MWC: “As a writer, what is your opinion of used bookstores? Is there an acceptable tradeoff between making money on your work through new purchases vs recirculating dead trees in book form?”

I don’t have any problem with used bookstores and tend to think they’re a good way for people to sample the work of unfamiliar writers at relatively low cost. I don’t see them cutting into my income in any significant way, and I tend to think that the benefit to the community in having a store of books for sale outweighs any lost income to me. That said, as always, if you really want to support an author whose work you love, buy their books new. We don’t make any money off used books.

Neil Hepworth: “What do you do when you’re asked to review a book, you agree to review a book, and then you really don’t like the book? ”

At this point I don’t usually review books professionally — not enough time and also if I don’t like a book I’d prefer not to note it at all. It’s one of the reasons I created the Big Idea: It gives me a chance to spotlight writers and let them speak to my readers directly, without me getting in the way. That said, when I do read a book for my own enjoyment and like it, I’m happy to tell people about it.

Megan: “[T]o what extent do you believe that I, as a writer, am responsible to portray three-dimensional non-cisgendered straight white people? Am a propagating so much of what is wrong with our culture if my characters are straight? Or if they’re white?”

I think you should have fully-realized characters regardless of anything else, and if you intend to reflect reality (or achieve reasonable verisimilitude in the fantasy/science fiction work), you should have more than just straight white people in your work, because in the real world, there are more than just straight white people. And anyway, it’s not that difficult to add people who are not just straight and white to your writing. Here’s one way to do it: When introducing a character, ask yourself: “Is it absolutely critical for the story for this character to be straight and white?” If the answer is no, then consider not making them that. Because why not?

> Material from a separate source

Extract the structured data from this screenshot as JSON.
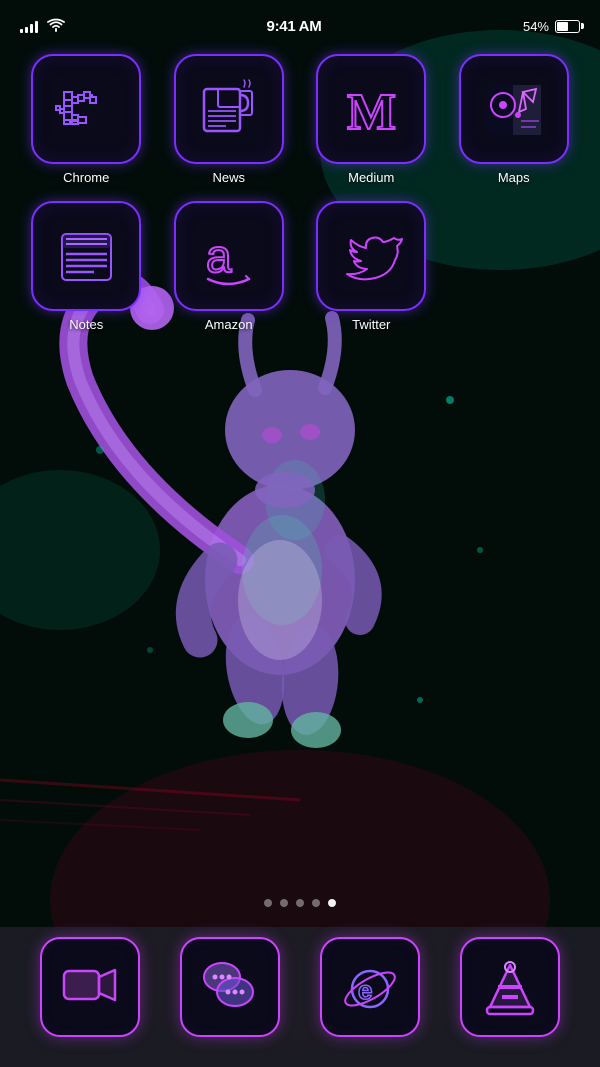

If you create a world where diversity is just there, then it stops being a thing — it just becomes how the world is. And then you get some experience writing different kinds of people, and that’s a useful skill to have in your writer toolbox.

Athena, 3/20/14

Dressed for her sports award ceremony this evening (she was in power lifting). And looking pretty stylish, if I do say so myself.